SEATTLE — If the clouds and recent heavy rains didn’t alert you, this is landslide season. Washington tops the list of states that are most prone to landslides.
While it’s nearly impossible to survive a slide once it’s headed your way– Mother Nature almost always gives clues on how to spot those signs to get out before it’s too late. Each new storm brings new risks.
"It is absolutely landslide season here in the Pacific Northwest," says Kathy Troost. She works in the Earth and Space Sciences Department at the University of Washington. She also is with GeoMap NW, which is trying to track the most hazardous hillsides in Western Washington. Heavy rain is the first thing to take note of. And we've certainly had more than our fair share of precipitation in the region since the month began. In some spots, it's been more then four times normal.
"Most landslides are triggered by rains. So, the more rain we get, the higher the risks gets. The closer we get to having landslides."
The second sign of a future landslide is paying attention to where water goes. Is it pooling in an unusual location? Is it coming out of a crack or spring in the ground? If you're answering yes, you might have a problem on your hands, according to Troost. "That could indicate that there’s been some sort of change with the land itself."
The third is cracks in the ground that are new. The most ominous ones run parallel to the slope and grow rather quickly. But, Troost says, because there's so little untouched ground around our homes -- any large cracks, even if they're growing perpendicular to the slope, should be something to document. Taking photos of them with something that gives them scale like a yard stick or rake can give you an accurate measure if they're growing and how fast.
A fourth thing to notice might be happening in your home. Doors that start sticking suddenly or windows that become hard to open or shut could be a sign that the land under your house is moving or shifting.
The last clue that Mother Nature lends is with the vegetation around us -- trees specifically. The kind of trees in your area can give you a clue.

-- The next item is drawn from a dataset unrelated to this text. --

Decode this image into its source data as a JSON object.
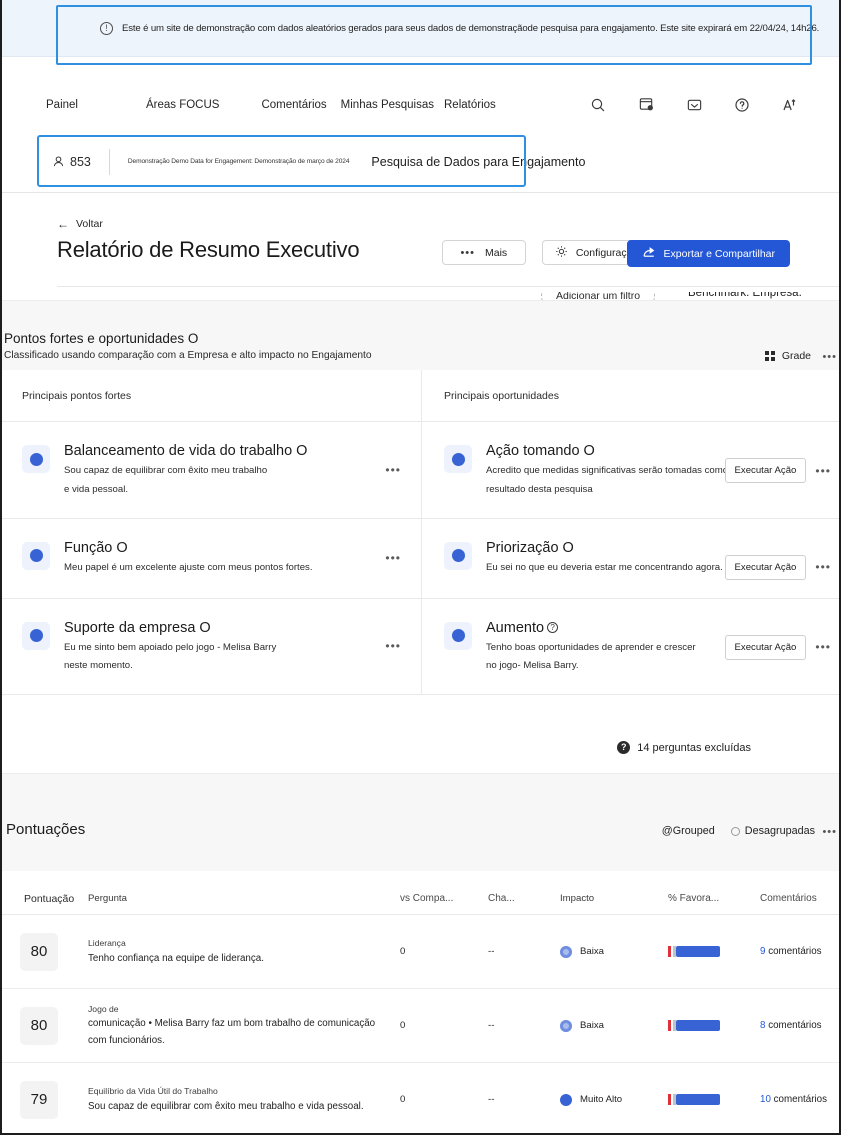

"If you're on a ferry out on Puget Sound and you look and see a bluff and there's a ton of evergreens and then a spot with alders and then more evergreens. More often than not, that spot with the alders is where a landslide has taken place." She says where the land has been disturbed, the alder tree is one of the pioneer trees that comes back first.
"The other thing to look for is
leaning trees," says Troost. Leaning trees can indicate that a hillside is slipping quickly. And ones that are curved at the base but then grow straight upwards are typically a sign of a very slowly slipping hillside. "Trees with knees" as they're called are fairly common here since most of the scenic Western Washington landscape here is a result of landslides over the decades and centuries.
Troost's organization GeoMap NW is partnering with the city of Kirkland this fall. They'll be training regular citizens on these signs of landslides and sending them to canvas neighborhoods. Having so many eyes checking out a massive amount of territory could help city and state leaders find potential trouble spots before they become much bigger issues. It's a pilot program that Troost says could be duplicated in other cities around the region.